Yet another feature that influences React’s popularity is the Create React App. It’s a tool developed by Facebook that aims to help users — as the name suggests — create React applications. It includes functionalities such as instant reload, only one dependency, and more! In addition to that, Create React App is actually easy to maintain, making it a very desirable choice.
High Number of Updates and Lack of Documentation
Due to a high number of updates, there is simply no time to release proper documentation. That — unfortunately — leaves developers with a rather difficult choice of writing their own documentation or finding ones that were written by other users.
The latter option may seem like a great choice, right?. After all, you don’t have to spend time writing your own documentation. But is it really that great? Trusting the notes of other developers may prove to be efficient, but you may also stumble upon sparse text guides that are either faulty or incomplete.
The amount of updates, however, is a good thing — obviously. But some React developers may grow irritated when upon each update, they have to relearn React or at least some of its parts. Well, I believe most of us can relate to such situations.

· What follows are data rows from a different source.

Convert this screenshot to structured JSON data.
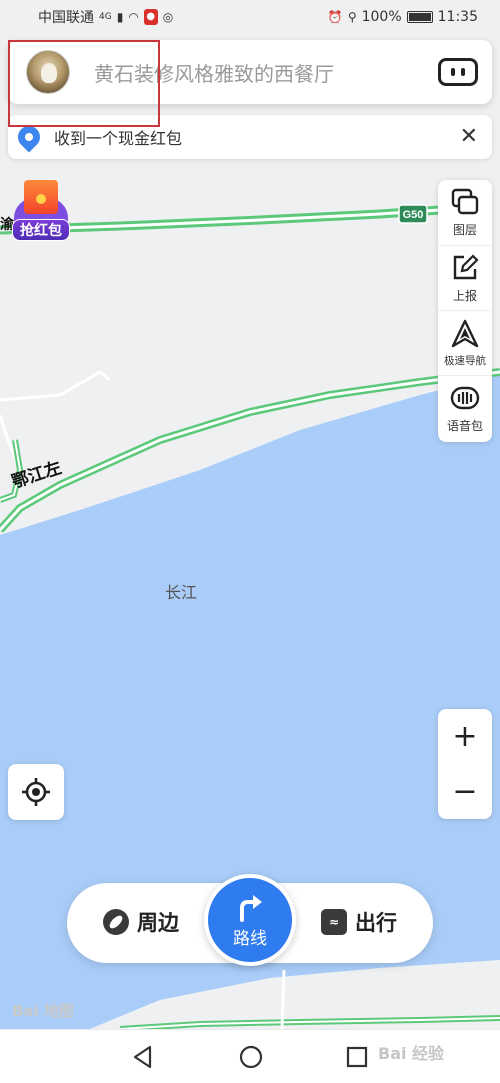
{
  "status_bar": {
    "carrier": "中国联通",
    "network": "4G",
    "battery": "100%",
    "time": "11:35"
  },
  "search": {
    "placeholder": "黄石装修风格雅致的西餐厅"
  },
  "notice": {
    "text": "收到一个现金红包"
  },
  "red_packet": {
    "label": "抢红包"
  },
  "map": {
    "highway_shield": "G50",
    "road_label": "鄂江左",
    "river_label": "长江",
    "road_end_label": "渝",
    "colors": {
      "water": "#a9cdf8",
      "land": "#eef0f2",
      "road": "#5cc97a",
      "accent": "#2f7bf0"
    }
  },
  "tools": [
    {
      "label": "图层",
      "icon": "layers-icon"
    },
    {
      "label": "上报",
      "icon": "edit-icon"
    },
    {
      "label": "极速导航",
      "icon": "navigation-icon"
    },
    {
      "label": "语音包",
      "icon": "voice-pack-icon"
    }
  ],
  "zoom": {
    "plus": "+",
    "minus": "−"
  },
  "bottom_bar": {
    "nearby": "周边",
    "route": "路线",
    "travel": "出行"
  },
  "watermarks": {
    "left": "Bai 地图",
    "right": "Bai 经验"
  }
}
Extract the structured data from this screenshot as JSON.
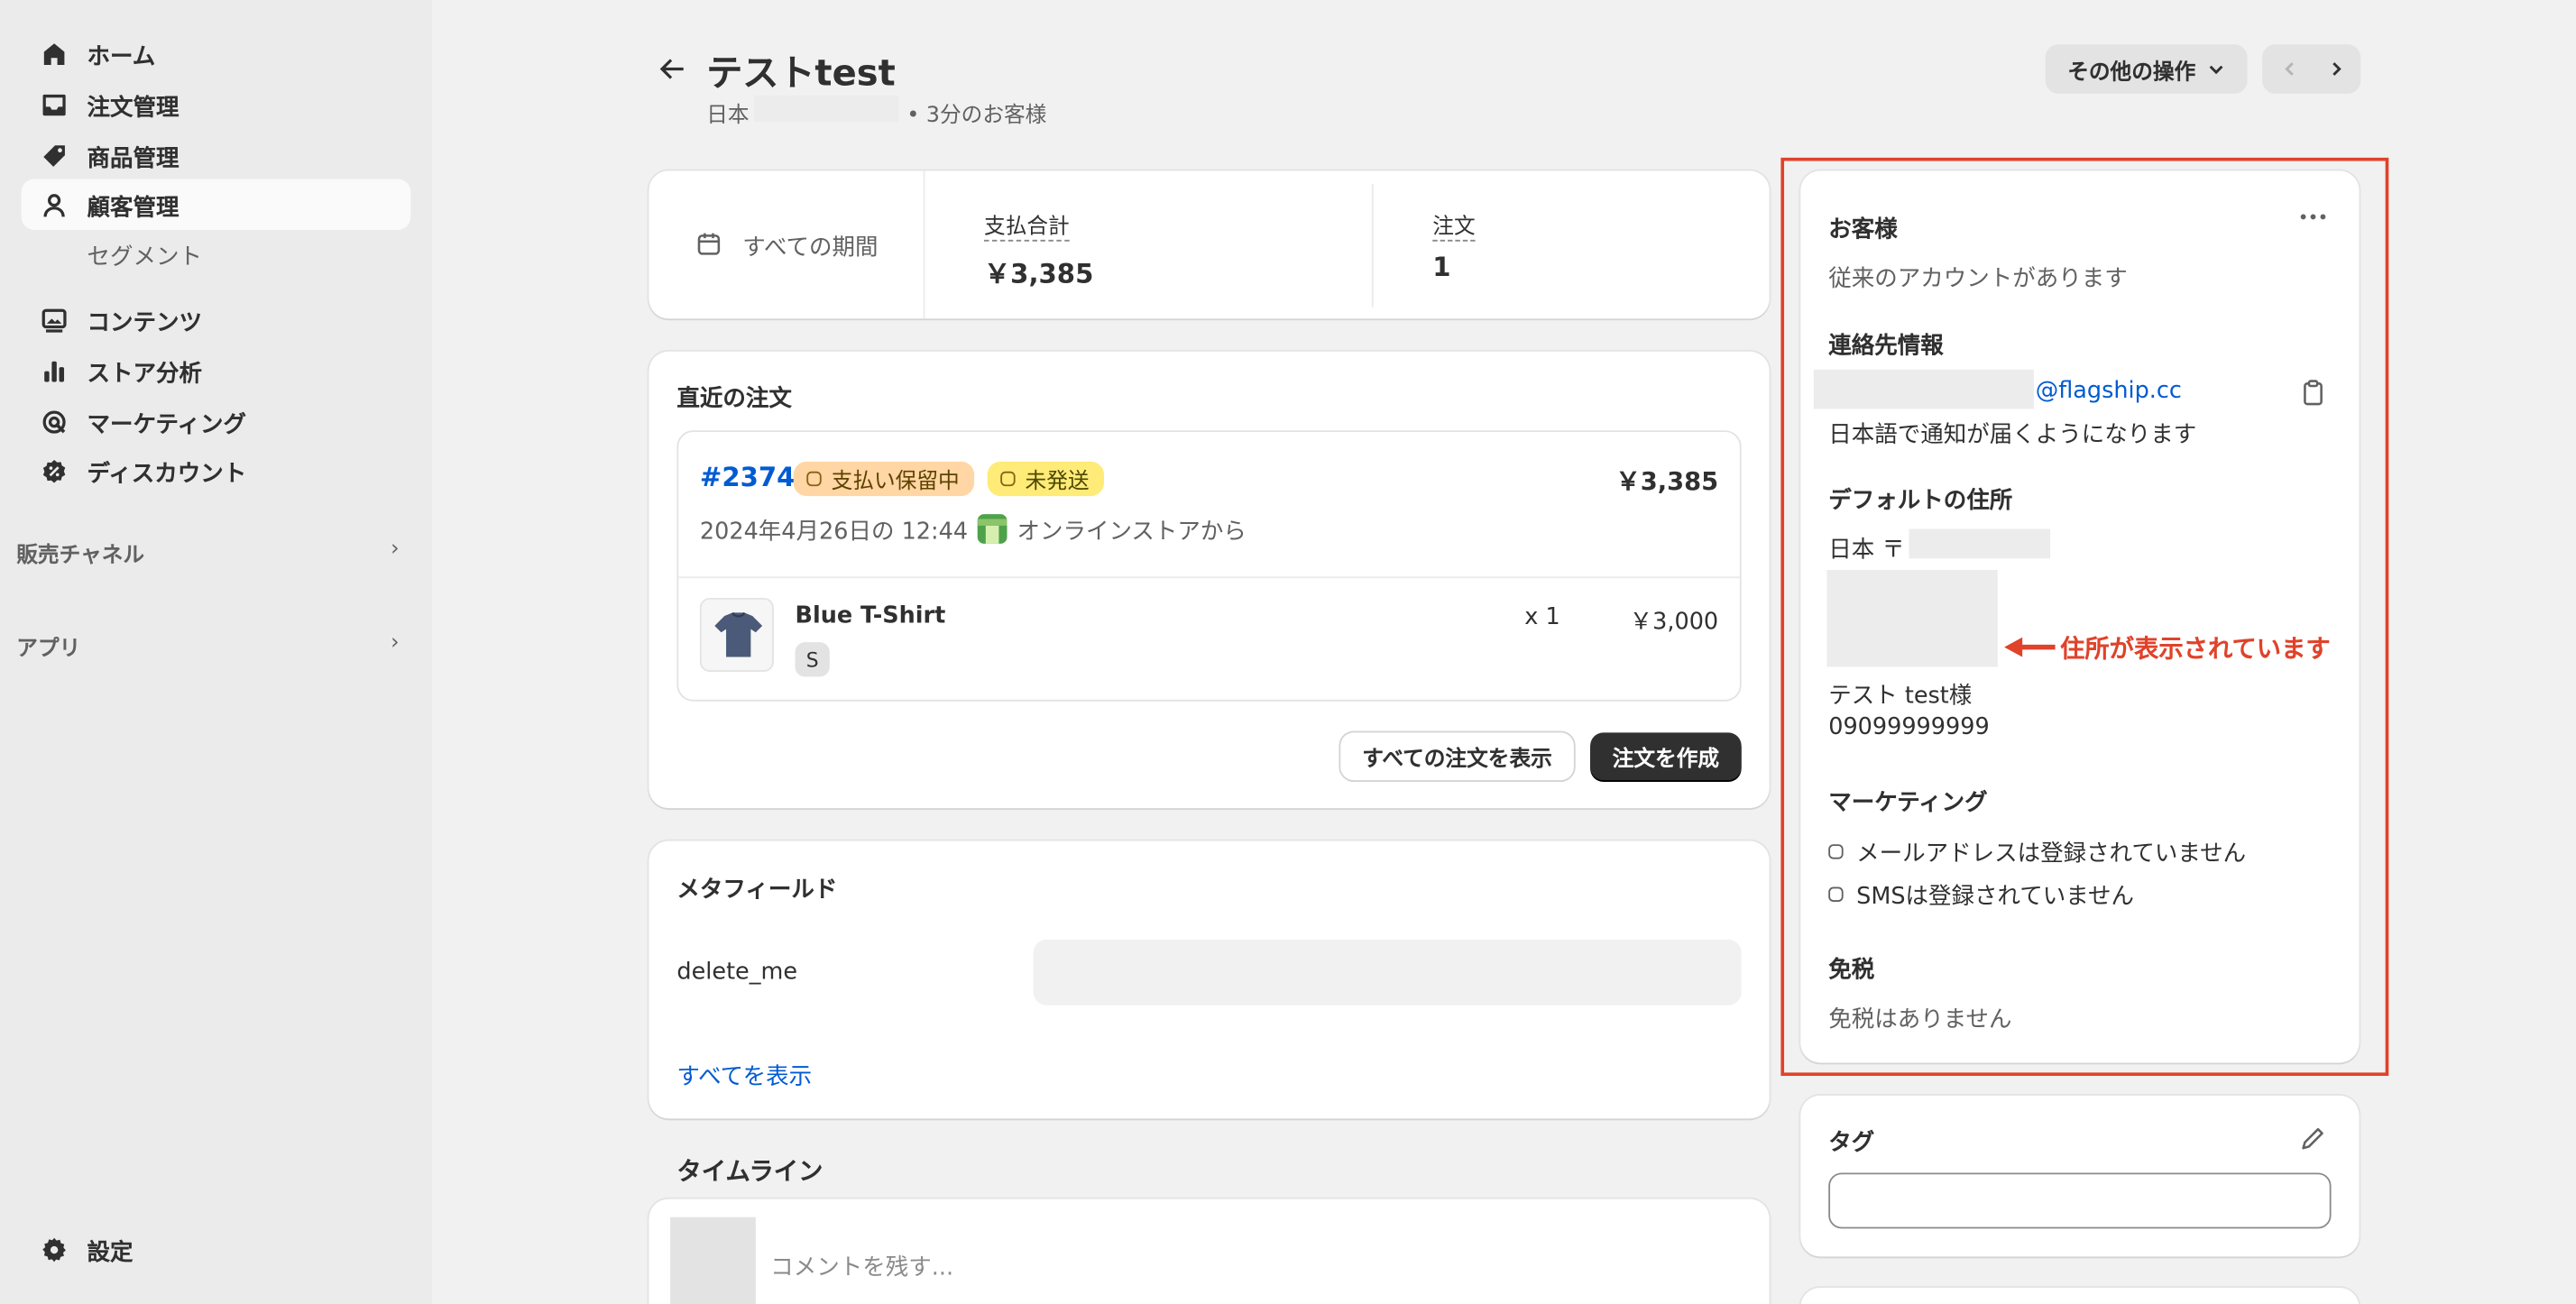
{
  "nav": {
    "items": [
      {
        "label": "ホーム",
        "icon": "home-icon"
      },
      {
        "label": "注文管理",
        "icon": "inbox-icon"
      },
      {
        "label": "商品管理",
        "icon": "tag-icon"
      },
      {
        "label": "顧客管理",
        "icon": "person-icon"
      }
    ],
    "segment": "セグメント",
    "items2": [
      {
        "label": "コンテンツ",
        "icon": "image-icon"
      },
      {
        "label": "ストア分析",
        "icon": "bar-chart-icon"
      },
      {
        "label": "マーケティング",
        "icon": "target-icon"
      },
      {
        "label": "ディスカウント",
        "icon": "discount-icon"
      }
    ],
    "sales_channels": "販売チャネル",
    "apps": "アプリ",
    "settings": "設定"
  },
  "header": {
    "title": "テストtest",
    "country": "日本",
    "meta": "• 3分のお客様",
    "more_actions": "その他の操作"
  },
  "stats": {
    "period": "すべての期間",
    "total_label": "支払合計",
    "total_value": "￥3,385",
    "orders_label": "注文",
    "orders_value": "1"
  },
  "recent_orders": {
    "title": "直近の注文",
    "order_number": "#2374",
    "payment_badge": "支払い保留中",
    "fulfillment_badge": "未発送",
    "order_total": "￥3,385",
    "order_date": "2024年4月26日の 12:44",
    "order_source": "オンラインストアから",
    "product_name": "Blue T-Shirt",
    "variant": "S",
    "quantity": "x 1",
    "product_price": "￥3,000",
    "view_all": "すべての注文を表示",
    "create_order": "注文を作成"
  },
  "metafields": {
    "title": "メタフィールド",
    "key": "delete_me",
    "view_all": "すべてを表示"
  },
  "timeline": {
    "title": "タイムライン",
    "comment_placeholder": "コメントを残す..."
  },
  "customer": {
    "title": "お客様",
    "account_status": "従来のアカウントがあります",
    "contact_title": "連絡先情報",
    "email_domain": "@flagship.cc",
    "language_note": "日本語で通知が届くようになります",
    "address_title": "デフォルトの住所",
    "address_country": "日本 〒",
    "address_name": "テスト test様",
    "phone": "09099999999",
    "marketing_title": "マーケティング",
    "email_marketing": "メールアドレスは登録されていません",
    "sms_marketing": "SMSは登録されていません",
    "tax_title": "免税",
    "tax_status": "免税はありません",
    "annotation": "住所が表示されています"
  },
  "tags": {
    "title": "タグ"
  },
  "colors": {
    "highlight": "#e0422a",
    "link": "#005bd3",
    "primary_button": "#303030",
    "badge_payment": "#ffd6a4",
    "badge_fulfillment": "#ffeb78"
  }
}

You may also read about the react latest version on our blog.
It may come as a surprise, but React only works with a view layer of the MVC model (Model-View-Controller) of web and mobile apps. In order to finish the application, developers have to rely on other tools.
Next JS vs React: When to Use Them?
A direct comparison of Next JS vs React wouldn’t make much sense due to the fact that Next is built on top of React, therefore, it’s not its competitor. That’s why — as you can see above — we decided to list their pros and cons. Now, let’s think about when developers should use them.
If you still hesitate about when you should use Next JS, we’re here to clear all the confusion. That being said, let’s list the situations where you should use the framework to your advantage.
- If you’re planning on creating a web application with server-side rendering;
- If you already have the knowledge about React, but you’re looking for more functionalities;
- Whenever you plan on building a static site;
- Lastly, if you want to build an MVP and reduce time-to-market, Next JS should be your go-to framework.
Now that we know when to use Next JS, it’s time to think about a development project where using React would be the right choice.
- If you want to build a React project — that is — user interfaces, single-page applications, web apps, and more;
- If you want to be a part of the strong and active community that React certainly has;
- If you already know JSX or you’re willing to learn how it operates;
- If you’re planning on building more than one app and reusing the components.
We’re nearing the end of our Next JS vs React article, so it’s time to sum up everything that we’ve learned so far. And what a better way to do so than a comparison table! Without further ado, let’s take a look.
|Community||Small to Medium||Large|
|Learning Curve||Easy to learn||Steeper compared to Next|
|Performance||Faster than React||Slower than Next|
|Maintenance||Easy to maintain||A lot of updates that require developers to stay up-to-date|